"Egypt sent an archaeological team to France on Thursday
to retrieve 3,200-year-old strands of hair from the mummy
of Pharaoh Ramses II." [cf. EEFNEWS (434)(447)]
-- Other (near identical) press reports on this:
-- Another press report speaks of the arrival in Egypt on Monday:
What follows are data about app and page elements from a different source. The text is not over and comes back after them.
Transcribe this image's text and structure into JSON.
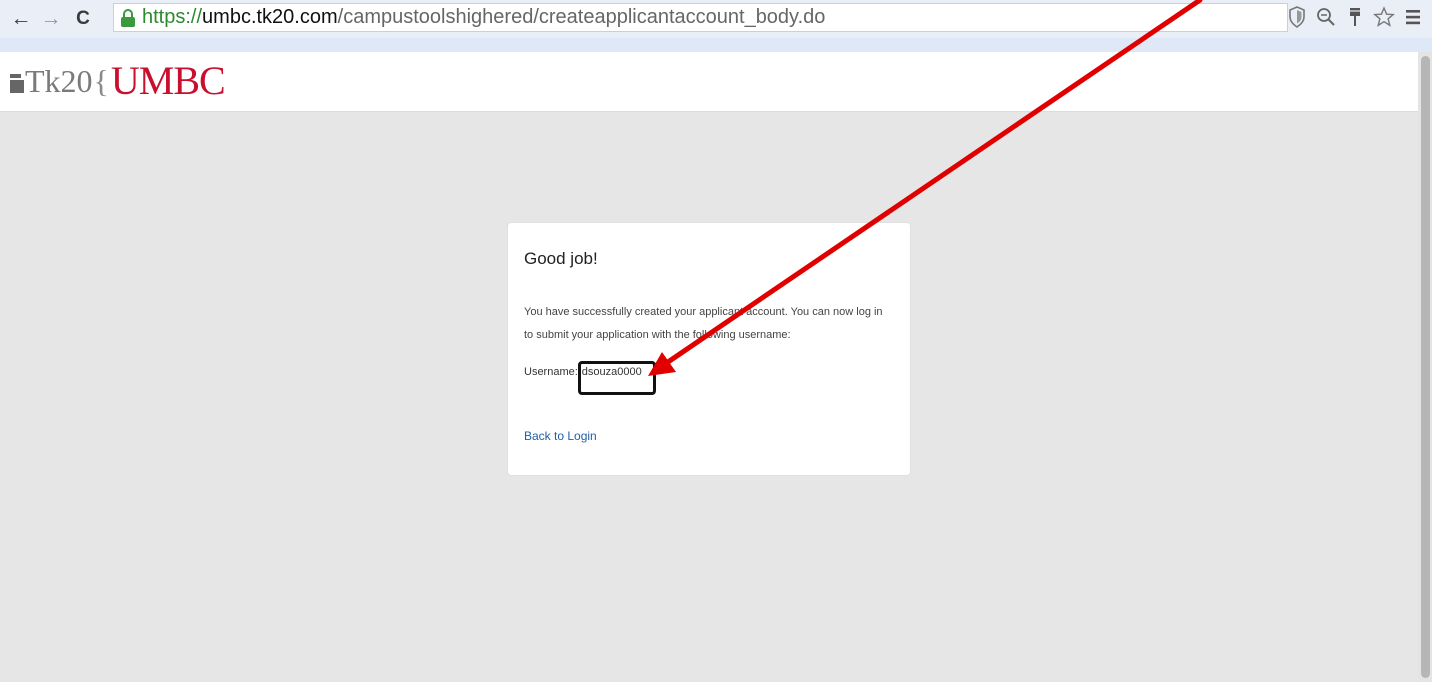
{
  "browser": {
    "back_glyph": "←",
    "forward_glyph": "→",
    "reload_glyph": "C",
    "url_scheme": "https://",
    "url_host": "umbc.tk20.com",
    "url_path": "/campustoolshighered/createapplicantaccount_body.do",
    "ext_icons": [
      "shield-icon",
      "zoom-icon",
      "pin-icon",
      "star-icon",
      "menu-icon"
    ]
  },
  "header": {
    "logo_tk": "Tk20",
    "logo_brace": "{",
    "logo_umbc": "UMBC"
  },
  "card": {
    "title": "Good job!",
    "message": "You have successfully created your applicant account. You can now log in to submit your application with the following username:",
    "username_label": "Username:",
    "username_value": "dsouza0000",
    "back_link": "Back to Login"
  },
  "colors": {
    "umbc_red": "#c8102e",
    "annotation_arrow": "#e00000",
    "link_blue": "#1f5fa8"
  }
}
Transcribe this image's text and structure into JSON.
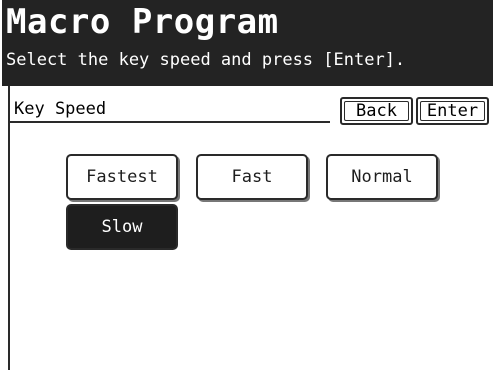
{
  "header": {
    "title": "Macro Program",
    "subtitle": "Select the key speed and press [Enter]."
  },
  "section": {
    "label": "Key Speed"
  },
  "actions": {
    "back_label": "Back",
    "enter_label": "Enter"
  },
  "speed_options": [
    {
      "label": "Fastest",
      "selected": false
    },
    {
      "label": "Fast",
      "selected": false
    },
    {
      "label": "Normal",
      "selected": false
    },
    {
      "label": "Slow",
      "selected": true
    }
  ],
  "colors": {
    "header_bg": "#232323",
    "selected_bg": "#1e1e1e",
    "text": "#1e1e1e"
  }
}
Bernard V. Bothmer, Egypt 1950. My First Visit, edited
by Emma Swan Hall, Oxbow Books, Oxford, 2003. xviii,
168 pp. - pdf-file (5.9 MB)
"And then there is the Diary 1950, one of Mr. Bothmer's last
projects. He improved it as he went along and would have gone
further had time permitted. The Egypt he describes was very
different from what it is now. With a lot of help from the Egyptians
he met, he achieved a great deal. He kept the Diary every day
for three months, taking copious notes on sites and photographing
along the way. It is possible to see, aside from the hours of waiting
for transportation, by bus and by train, and having to suffer from
the winter weather, indoors and out, how triumphantly he fared
at every turn." (editor)

Clarence S. Fisher, The Minor Cemetery at Giza, University
Museum, Philadelphia, 1924. xxiii, 170 pp., 55 pls., 3 plans -
pdf-file (39 MB)
"This volume ... will record the results of the excavations made
from 1915 onward by the Eckley B. Coxe Junior Expedition. It deals
with the work done on a small area in the royal cemetery at Giza ...
Dr. Reisner suggested that the University Museum undertake the
clearing of a small area of the great Giza cemetery for which he
held the concession. The area available lay to the west and north
of a section of the royal cemetery already excavated by him. His
work had shown that probably here would be found tombs of
some of the smaller officials of the court of the Fourth to the
Sixth Dynasties."

Panagiotis I.M. Kousoulis, "Magic in Greco-Roman Egypt:
The Semiotics of a Gradual Interpenetration of Egyptian and
Greek Ritual Beliefs", in: Mediterranean Archaeology and
Archaeometry, Volume 2, No 2 (December 2002).
In PDF, 3,89 MB.

Ludwig D. Morenz, Apophis: On the Origin, Name, and
Nature of an Ancient Egyptian Anti-God, in: JNES, vol. 63,
pp. 201-205 (2004) - HTML, ps, pdf versions
"Apophis is an impressive supernatural figure. This anti-god
and enemy of order surely deserves to be studied in a monograph.
Here, however, I offer a brief study of only some of his attributes."
[NB: Somehow the article was downloadable earlier this week,
but now it needs the usual subscription again. But you could
always try - perhaps the lucky moment may return. (The article
mainly deals with possible etymologies of the name Apophis.)]
End of EEF news